Field Day unveils biomass crops, biodiesel production
The Central Lakes Agricultural Center in Staples is at the forefront of alternative fuels production. The fact was made clear at the Aug. 13 Energy/Alternative Fuels Field Day focusing on energy crops.
Bob Schafer, Central Lakes Ag Center director, coordinated a host of experts and tours at the 550-acre Ag Center northwest of town.
Of special interest was a 15-acre parcel featuring camelina, a low-input oilseed emerging as a biodiesel source grown on what is essentially wasteland. Ten inches of rainfall will bring a camelina crop to full yield maturity.
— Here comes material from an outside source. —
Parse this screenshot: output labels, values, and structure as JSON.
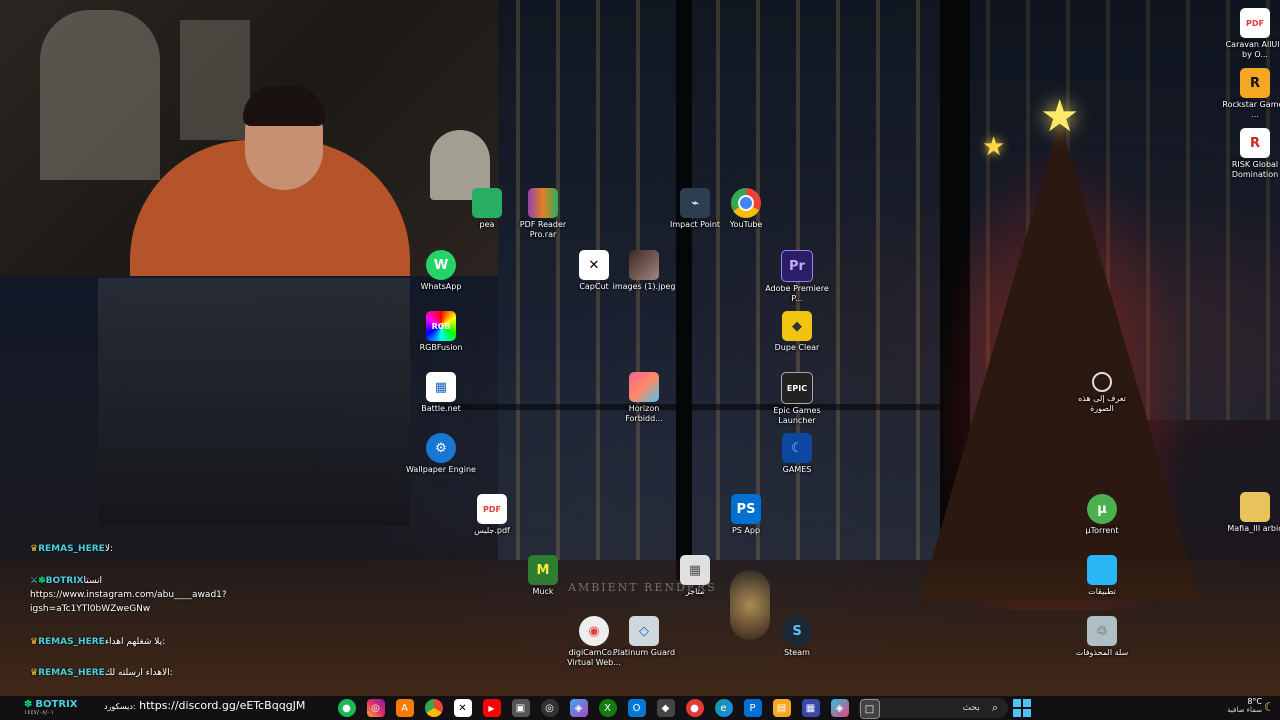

Likewise, on-farm biodsiesel production developed by Dr. Greg Mowry of the University of St. Thomas drew interest among guests from as far as North Dakota and the
metropolitan Twin Cities area.
Paul Aakre of the University of Minnesota-Crookston demonstrated farm-scale oil extraction using the Komet press and canola.
Other energy crop plots viewed at the Ag Center: switchgrass, big bluestem, intermediate wheatgrass, prairie cordgrass, native prairie blend, miscanthus, survivor false indigo, and sweet sorghum.
Central Lakes College plans to burn biodiesel fuel from the Ag Center in its vehicles operated in the Diesel Technology and Heavy Equipment Operation and Maintenance programs at Staples.